- [Exercise directions]
Leave out all images and set down the records exactly as given.

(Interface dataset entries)
=== Section Start ===

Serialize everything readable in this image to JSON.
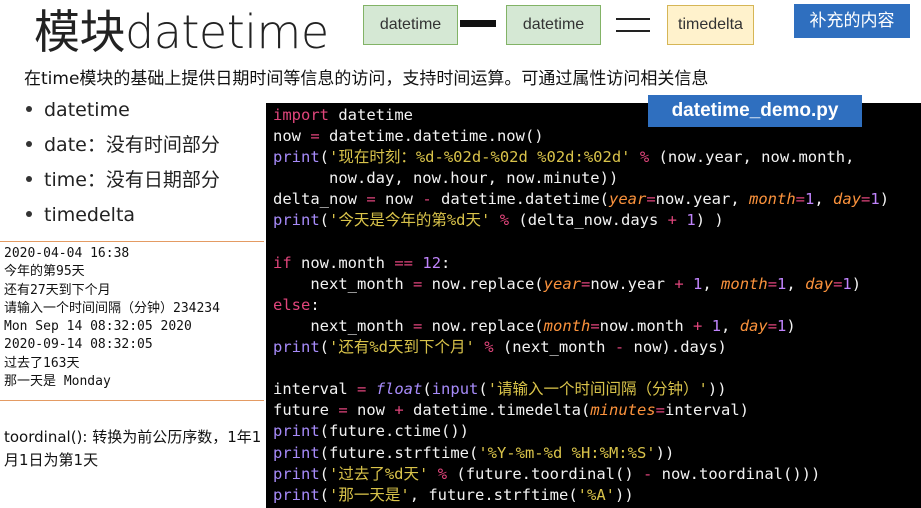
{
  "title": "模块datetime",
  "diagram": {
    "box1": "datetime",
    "box2": "datetime",
    "box3": "timedelta",
    "badge": "补充的内容"
  },
  "subtitle": "在time模块的基础上提供日期时间等信息的访问，支持时间运算。可通过属性访问相关信息",
  "bullets": [
    "datetime",
    "date：没有时间部分",
    "time：没有日期部分",
    "timedelta"
  ],
  "output_lines": [
    "2020-04-04 16:38",
    "今年的第95天",
    "还有27天到下个月",
    "请输入一个时间间隔（分钟）234234",
    "Mon Sep 14 08:32:05 2020",
    "2020-09-14 08:32:05",
    "过去了163天",
    "那一天是 Monday"
  ],
  "toordinal_note": "toordinal(): 转换为前公历序数，1年1月1日为第1天",
  "code": {
    "filename": "datetime_demo.py",
    "lines": [
      "import datetime",
      "now = datetime.datetime.now()",
      "print('现在时刻：%d-%02d-%02d %02d:%02d' % (now.year, now.month,",
      "      now.day, now.hour, now.minute))",
      "delta_now = now - datetime.datetime(year=now.year, month=1, day=1)",
      "print('今天是今年的第%d天' % (delta_now.days + 1) )",
      "",
      "if now.month == 12:",
      "    next_month = now.replace(year=now.year + 1, month=1, day=1)",
      "else:",
      "    next_month = now.replace(month=now.month + 1, day=1)",
      "print('还有%d天到下个月' % (next_month - now).days)",
      "",
      "interval = float(input('请输入一个时间间隔（分钟）'))",
      "future = now + datetime.timedelta(minutes=interval)",
      "print(future.ctime())",
      "print(future.strftime('%Y-%m-%d %H:%M:%S'))",
      "print('过去了%d天' % (future.toordinal() - now.toordinal()))",
      "print('那一天是', future.strftime('%A'))"
    ]
  },
  "colors": {
    "green_box": "#d5e8d4",
    "yellow_box": "#fff2cc",
    "badge_blue": "#2f6fbf",
    "code_bg": "#000000",
    "rule_orange": "#e49b63"
  }
}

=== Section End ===

- [Exercise output]
Serialize everything readable in this image to JSON.
{
  "title": "模块datetime",
  "diagram": {
    "box1": "datetime",
    "box2": "datetime",
    "box3": "timedelta",
    "badge": "补充的内容"
  },
  "subtitle": "在time模块的基础上提供日期时间等信息的访问，支持时间运算。可通过属性访问相关信息",
  "bullets": [
    "datetime",
    "date：没有时间部分",
    "time：没有日期部分",
    "timedelta"
  ],
  "output_lines": [
    "2020-04-04 16:38",
    "今年的第95天",
    "还有27天到下个月",
    "请输入一个时间间隔（分钟）234234",
    "Mon Sep 14 08:32:05 2020",
    "2020-09-14 08:32:05",
    "过去了163天",
    "那一天是 Monday"
  ],
  "toordinal_note": "toordinal(): 转换为前公历序数，1年1月1日为第1天",
  "code": {
    "filename": "datetime_demo.py",
    "lines": [
      "import datetime",
      "now = datetime.datetime.now()",
      "print('现在时刻：%d-%02d-%02d %02d:%02d' % (now.year, now.month,",
      "      now.day, now.hour, now.minute))",
      "delta_now = now - datetime.datetime(year=now.year, month=1, day=1)",
      "print('今天是今年的第%d天' % (delta_now.days + 1) )",
      "",
      "if now.month == 12:",
      "    next_month = now.replace(year=now.year + 1, month=1, day=1)",
      "else:",
      "    next_month = now.replace(month=now.month + 1, day=1)",
      "print('还有%d天到下个月' % (next_month - now).days)",
      "",
      "interval = float(input('请输入一个时间间隔（分钟）'))",
      "future = now + datetime.timedelta(minutes=interval)",
      "print(future.ctime())",
      "print(future.strftime('%Y-%m-%d %H:%M:%S'))",
      "print('过去了%d天' % (future.toordinal() - now.toordinal()))",
      "print('那一天是', future.strftime('%A'))"
    ]
  },
  "colors": {
    "green_box": "#d5e8d4",
    "yellow_box": "#fff2cc",
    "badge_blue": "#2f6fbf",
    "code_bg": "#000000",
    "rule_orange": "#e49b63"
  }
}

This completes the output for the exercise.